Dataset items:
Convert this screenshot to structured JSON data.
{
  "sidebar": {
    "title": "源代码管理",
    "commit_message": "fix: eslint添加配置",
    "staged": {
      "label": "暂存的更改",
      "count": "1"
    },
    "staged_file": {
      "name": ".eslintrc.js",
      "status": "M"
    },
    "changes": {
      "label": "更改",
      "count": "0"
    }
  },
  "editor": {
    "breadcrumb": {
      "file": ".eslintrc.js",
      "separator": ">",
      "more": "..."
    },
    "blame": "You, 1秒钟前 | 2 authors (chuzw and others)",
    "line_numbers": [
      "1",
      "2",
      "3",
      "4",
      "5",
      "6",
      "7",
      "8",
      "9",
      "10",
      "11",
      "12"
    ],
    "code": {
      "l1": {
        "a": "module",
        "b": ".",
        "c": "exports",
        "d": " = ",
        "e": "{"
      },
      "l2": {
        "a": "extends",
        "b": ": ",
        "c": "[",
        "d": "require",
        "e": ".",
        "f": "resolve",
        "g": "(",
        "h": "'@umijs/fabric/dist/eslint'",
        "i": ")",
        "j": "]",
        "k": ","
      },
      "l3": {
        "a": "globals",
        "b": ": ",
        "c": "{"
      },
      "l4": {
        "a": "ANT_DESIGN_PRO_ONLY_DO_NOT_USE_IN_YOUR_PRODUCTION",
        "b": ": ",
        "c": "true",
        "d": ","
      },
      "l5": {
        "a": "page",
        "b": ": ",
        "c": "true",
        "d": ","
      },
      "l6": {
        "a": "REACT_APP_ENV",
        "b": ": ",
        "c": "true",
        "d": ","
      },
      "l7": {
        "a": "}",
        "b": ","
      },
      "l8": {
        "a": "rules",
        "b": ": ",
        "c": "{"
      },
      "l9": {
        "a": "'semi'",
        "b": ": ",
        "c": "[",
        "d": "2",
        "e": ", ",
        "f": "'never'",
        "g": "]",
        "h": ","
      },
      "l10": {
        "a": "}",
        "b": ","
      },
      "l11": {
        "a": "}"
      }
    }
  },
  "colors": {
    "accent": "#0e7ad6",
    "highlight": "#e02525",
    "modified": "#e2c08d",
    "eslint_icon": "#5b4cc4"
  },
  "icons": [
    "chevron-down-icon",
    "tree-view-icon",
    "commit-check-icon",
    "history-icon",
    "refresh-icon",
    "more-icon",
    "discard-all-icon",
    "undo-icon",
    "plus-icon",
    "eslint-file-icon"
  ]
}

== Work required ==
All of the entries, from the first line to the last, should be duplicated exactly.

== Answer space ==
Convert this screenshot to structured JSON data.
{
  "sidebar": {
    "title": "源代码管理",
    "commit_message": "fix: eslint添加配置",
    "staged": {
      "label": "暂存的更改",
      "count": "1"
    },
    "staged_file": {
      "name": ".eslintrc.js",
      "status": "M"
    },
    "changes": {
      "label": "更改",
      "count": "0"
    }
  },
  "editor": {
    "breadcrumb": {
      "file": ".eslintrc.js",
      "separator": ">",
      "more": "..."
    },
    "blame": "You, 1秒钟前 | 2 authors (chuzw and others)",
    "line_numbers": [
      "1",
      "2",
      "3",
      "4",
      "5",
      "6",
      "7",
      "8",
      "9",
      "10",
      "11",
      "12"
    ],
    "code": {
      "l1": {
        "a": "module",
        "b": ".",
        "c": "exports",
        "d": " = ",
        "e": "{"
      },
      "l2": {
        "a": "extends",
        "b": ": ",
        "c": "[",
        "d": "require",
        "e": ".",
        "f": "resolve",
        "g": "(",
        "h": "'@umijs/fabric/dist/eslint'",
        "i": ")",
        "j": "]",
        "k": ","
      },
      "l3": {
        "a": "globals",
        "b": ": ",
        "c": "{"
      },
      "l4": {
        "a": "ANT_DESIGN_PRO_ONLY_DO_NOT_USE_IN_YOUR_PRODUCTION",
        "b": ": ",
        "c": "true",
        "d": ","
      },
      "l5": {
        "a": "page",
        "b": ": ",
        "c": "true",
        "d": ","
      },
      "l6": {
        "a": "REACT_APP_ENV",
        "b": ": ",
        "c": "true",
        "d": ","
      },
      "l7": {
        "a": "}",
        "b": ","
      },
      "l8": {
        "a": "rules",
        "b": ": ",
        "c": "{"
      },
      "l9": {
        "a": "'semi'",
        "b": ": ",
        "c": "[",
        "d": "2",
        "e": ", ",
        "f": "'never'",
        "g": "]",
        "h": ","
      },
      "l10": {
        "a": "}",
        "b": ","
      },
      "l11": {
        "a": "}"
      }
    }
  },
  "colors": {
    "accent": "#0e7ad6",
    "highlight": "#e02525",
    "modified": "#e2c08d",
    "eslint_icon": "#5b4cc4"
  },
  "icons": [
    "chevron-down-icon",
    "tree-view-icon",
    "commit-check-icon",
    "history-icon",
    "refresh-icon",
    "more-icon",
    "discard-all-icon",
    "undo-icon",
    "plus-icon",
    "eslint-file-icon"
  ]
}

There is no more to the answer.